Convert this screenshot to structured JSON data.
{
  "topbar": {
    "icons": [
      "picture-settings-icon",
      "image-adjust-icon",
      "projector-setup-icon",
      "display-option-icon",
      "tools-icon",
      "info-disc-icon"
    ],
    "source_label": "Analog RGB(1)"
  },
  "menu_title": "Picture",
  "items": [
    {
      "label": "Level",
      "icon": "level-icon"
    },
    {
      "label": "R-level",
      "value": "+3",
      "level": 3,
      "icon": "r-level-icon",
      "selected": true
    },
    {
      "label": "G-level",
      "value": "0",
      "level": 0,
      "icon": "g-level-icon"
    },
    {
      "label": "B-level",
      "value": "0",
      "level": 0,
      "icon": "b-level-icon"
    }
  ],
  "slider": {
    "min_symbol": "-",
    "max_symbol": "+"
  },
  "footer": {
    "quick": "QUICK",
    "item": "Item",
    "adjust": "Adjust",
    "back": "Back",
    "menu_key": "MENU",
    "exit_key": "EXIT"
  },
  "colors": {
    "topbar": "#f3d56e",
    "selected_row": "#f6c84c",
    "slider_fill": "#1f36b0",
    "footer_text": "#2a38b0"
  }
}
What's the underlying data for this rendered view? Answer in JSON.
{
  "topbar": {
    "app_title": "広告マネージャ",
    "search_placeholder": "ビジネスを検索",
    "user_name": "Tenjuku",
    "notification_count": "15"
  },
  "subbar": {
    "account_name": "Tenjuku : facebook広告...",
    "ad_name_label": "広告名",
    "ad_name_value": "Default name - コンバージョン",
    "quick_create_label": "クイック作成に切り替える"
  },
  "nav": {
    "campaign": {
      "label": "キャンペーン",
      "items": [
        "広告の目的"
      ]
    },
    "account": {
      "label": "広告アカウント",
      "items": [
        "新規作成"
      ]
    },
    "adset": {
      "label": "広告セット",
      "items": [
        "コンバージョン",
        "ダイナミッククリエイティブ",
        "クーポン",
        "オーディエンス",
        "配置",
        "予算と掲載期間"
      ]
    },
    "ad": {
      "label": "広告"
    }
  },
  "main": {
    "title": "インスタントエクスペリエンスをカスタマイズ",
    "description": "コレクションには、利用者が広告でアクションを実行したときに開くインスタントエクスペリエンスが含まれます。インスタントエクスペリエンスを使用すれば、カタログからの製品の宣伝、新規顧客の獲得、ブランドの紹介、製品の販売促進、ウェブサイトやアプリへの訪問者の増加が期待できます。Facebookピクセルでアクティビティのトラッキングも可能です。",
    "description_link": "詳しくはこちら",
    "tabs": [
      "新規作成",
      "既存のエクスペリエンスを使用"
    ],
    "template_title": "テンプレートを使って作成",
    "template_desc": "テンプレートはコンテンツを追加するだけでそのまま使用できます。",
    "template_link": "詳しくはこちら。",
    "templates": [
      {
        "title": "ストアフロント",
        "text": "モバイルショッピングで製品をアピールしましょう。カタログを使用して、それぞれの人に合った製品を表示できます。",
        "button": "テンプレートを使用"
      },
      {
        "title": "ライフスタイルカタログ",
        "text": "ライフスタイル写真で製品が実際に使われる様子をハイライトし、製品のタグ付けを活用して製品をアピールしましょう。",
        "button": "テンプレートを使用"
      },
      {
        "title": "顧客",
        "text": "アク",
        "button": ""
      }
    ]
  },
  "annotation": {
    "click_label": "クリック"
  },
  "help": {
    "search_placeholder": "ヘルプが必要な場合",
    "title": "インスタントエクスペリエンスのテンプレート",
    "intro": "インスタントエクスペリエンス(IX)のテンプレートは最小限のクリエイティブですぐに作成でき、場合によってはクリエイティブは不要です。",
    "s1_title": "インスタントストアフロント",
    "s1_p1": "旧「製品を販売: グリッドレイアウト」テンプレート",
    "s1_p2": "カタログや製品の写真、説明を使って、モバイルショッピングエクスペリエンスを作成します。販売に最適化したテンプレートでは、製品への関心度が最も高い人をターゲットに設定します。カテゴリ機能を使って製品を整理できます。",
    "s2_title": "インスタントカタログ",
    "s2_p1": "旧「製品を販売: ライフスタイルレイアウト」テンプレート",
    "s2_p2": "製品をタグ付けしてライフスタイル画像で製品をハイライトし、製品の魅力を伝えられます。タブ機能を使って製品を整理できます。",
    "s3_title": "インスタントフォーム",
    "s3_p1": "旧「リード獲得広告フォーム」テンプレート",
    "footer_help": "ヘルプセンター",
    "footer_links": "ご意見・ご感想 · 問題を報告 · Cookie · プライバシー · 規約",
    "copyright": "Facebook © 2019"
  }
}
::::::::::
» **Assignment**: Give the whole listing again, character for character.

» **Task response**:
Convert this screenshot to structured JSON data.
{
  "topbar": {
    "icons": [
      "picture-settings-icon",
      "image-adjust-icon",
      "projector-setup-icon",
      "display-option-icon",
      "tools-icon",
      "info-disc-icon"
    ],
    "source_label": "Analog RGB(1)"
  },
  "menu_title": "Picture",
  "items": [
    {
      "label": "Level",
      "icon": "level-icon"
    },
    {
      "label": "R-level",
      "value": "+3",
      "level": 3,
      "icon": "r-level-icon",
      "selected": true
    },
    {
      "label": "G-level",
      "value": "0",
      "level": 0,
      "icon": "g-level-icon"
    },
    {
      "label": "B-level",
      "value": "0",
      "level": 0,
      "icon": "b-level-icon"
    }
  ],
  "slider": {
    "min_symbol": "-",
    "max_symbol": "+"
  },
  "footer": {
    "quick": "QUICK",
    "item": "Item",
    "adjust": "Adjust",
    "back": "Back",
    "menu_key": "MENU",
    "exit_key": "EXIT"
  },
  "colors": {
    "topbar": "#f3d56e",
    "selected_row": "#f6c84c",
    "slider_fill": "#1f36b0",
    "footer_text": "#2a38b0"
  }
}
What's the underlying data for this rendered view? Answer in JSON.
{
  "topbar": {
    "app_title": "広告マネージャ",
    "search_placeholder": "ビジネスを検索",
    "user_name": "Tenjuku",
    "notification_count": "15"
  },
  "subbar": {
    "account_name": "Tenjuku : facebook広告...",
    "ad_name_label": "広告名",
    "ad_name_value": "Default name - コンバージョン",
    "quick_create_label": "クイック作成に切り替える"
  },
  "nav": {
    "campaign": {
      "label": "キャンペーン",
      "items": [
        "広告の目的"
      ]
    },
    "account": {
      "label": "広告アカウント",
      "items": [
        "新規作成"
      ]
    },
    "adset": {
      "label": "広告セット",
      "items": [
        "コンバージョン",
        "ダイナミッククリエイティブ",
        "クーポン",
        "オーディエンス",
        "配置",
        "予算と掲載期間"
      ]
    },
    "ad": {
      "label": "広告"
    }
  },
  "main": {
    "title": "インスタントエクスペリエンスをカスタマイズ",
    "description": "コレクションには、利用者が広告でアクションを実行したときに開くインスタントエクスペリエンスが含まれます。インスタントエクスペリエンスを使用すれば、カタログからの製品の宣伝、新規顧客の獲得、ブランドの紹介、製品の販売促進、ウェブサイトやアプリへの訪問者の増加が期待できます。Facebookピクセルでアクティビティのトラッキングも可能です。",
    "description_link": "詳しくはこちら",
    "tabs": [
      "新規作成",
      "既存のエクスペリエンスを使用"
    ],
    "template_title": "テンプレートを使って作成",
    "template_desc": "テンプレートはコンテンツを追加するだけでそのまま使用できます。",
    "template_link": "詳しくはこちら。",
    "templates": [
      {
        "title": "ストアフロント",
        "text": "モバイルショッピングで製品をアピールしましょう。カタログを使用して、それぞれの人に合った製品を表示できます。",
        "button": "テンプレートを使用"
      },
      {
        "title": "ライフスタイルカタログ",
        "text": "ライフスタイル写真で製品が実際に使われる様子をハイライトし、製品のタグ付けを活用して製品をアピールしましょう。",
        "button": "テンプレートを使用"
      },
      {
        "title": "顧客",
        "text": "アク",
        "button": ""
      }
    ]
  },
  "annotation": {
    "click_label": "クリック"
  },
  "help": {
    "search_placeholder": "ヘルプが必要な場合",
    "title": "インスタントエクスペリエンスのテンプレート",
    "intro": "インスタントエクスペリエンス(IX)のテンプレートは最小限のクリエイティブですぐに作成でき、場合によってはクリエイティブは不要です。",
    "s1_title": "インスタントストアフロント",
    "s1_p1": "旧「製品を販売: グリッドレイアウト」テンプレート",
    "s1_p2": "カタログや製品の写真、説明を使って、モバイルショッピングエクスペリエンスを作成します。販売に最適化したテンプレートでは、製品への関心度が最も高い人をターゲットに設定します。カテゴリ機能を使って製品を整理できます。",
    "s2_title": "インスタントカタログ",
    "s2_p1": "旧「製品を販売: ライフスタイルレイアウト」テンプレート",
    "s2_p2": "製品をタグ付けしてライフスタイル画像で製品をハイライトし、製品の魅力を伝えられます。タブ機能を使って製品を整理できます。",
    "s3_title": "インスタントフォーム",
    "s3_p1": "旧「リード獲得広告フォーム」テンプレート",
    "footer_help": "ヘルプセンター",
    "footer_links": "ご意見・ご感想 · 問題を報告 · Cookie · プライバシー · 規約",
    "copyright": "Facebook © 2019"
  }
}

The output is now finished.